**YOUR TASK**
Could you filter the data below down to the lines that hold the word "this"?
• • • • •
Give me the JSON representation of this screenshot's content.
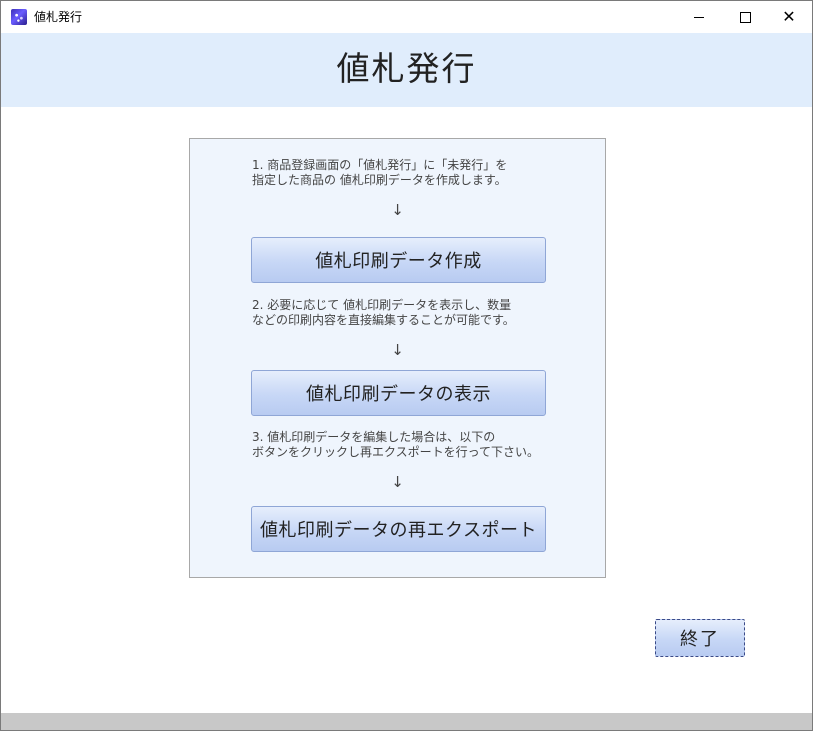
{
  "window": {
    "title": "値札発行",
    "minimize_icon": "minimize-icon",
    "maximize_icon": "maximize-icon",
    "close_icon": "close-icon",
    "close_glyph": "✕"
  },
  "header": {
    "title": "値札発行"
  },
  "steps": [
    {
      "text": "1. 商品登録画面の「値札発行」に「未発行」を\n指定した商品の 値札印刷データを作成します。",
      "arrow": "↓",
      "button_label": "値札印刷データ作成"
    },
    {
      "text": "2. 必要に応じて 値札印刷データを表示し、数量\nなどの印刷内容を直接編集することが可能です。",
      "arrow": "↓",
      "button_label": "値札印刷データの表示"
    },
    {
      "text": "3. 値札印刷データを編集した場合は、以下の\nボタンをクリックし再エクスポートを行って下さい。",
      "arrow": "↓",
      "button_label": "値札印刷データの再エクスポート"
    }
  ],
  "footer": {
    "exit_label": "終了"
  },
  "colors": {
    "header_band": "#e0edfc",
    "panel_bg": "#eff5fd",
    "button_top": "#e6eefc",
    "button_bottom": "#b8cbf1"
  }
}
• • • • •
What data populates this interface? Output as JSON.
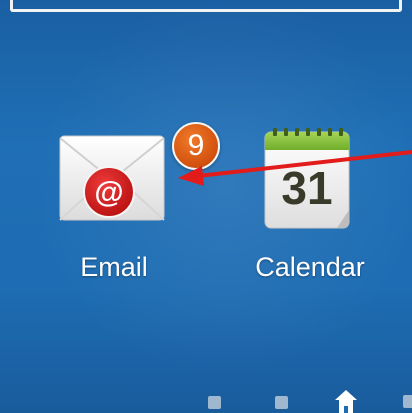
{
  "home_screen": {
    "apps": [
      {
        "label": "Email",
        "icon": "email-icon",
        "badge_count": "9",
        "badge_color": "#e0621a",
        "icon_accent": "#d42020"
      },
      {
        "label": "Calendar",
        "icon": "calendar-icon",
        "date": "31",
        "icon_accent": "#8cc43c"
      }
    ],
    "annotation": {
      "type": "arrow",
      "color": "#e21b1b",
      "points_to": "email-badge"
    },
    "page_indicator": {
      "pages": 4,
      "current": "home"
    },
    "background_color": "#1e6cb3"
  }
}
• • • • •
**SOLVED EXERCISE**
Give me the JSON representation of this screenshot's content.
What data populates this interface? Output as JSON.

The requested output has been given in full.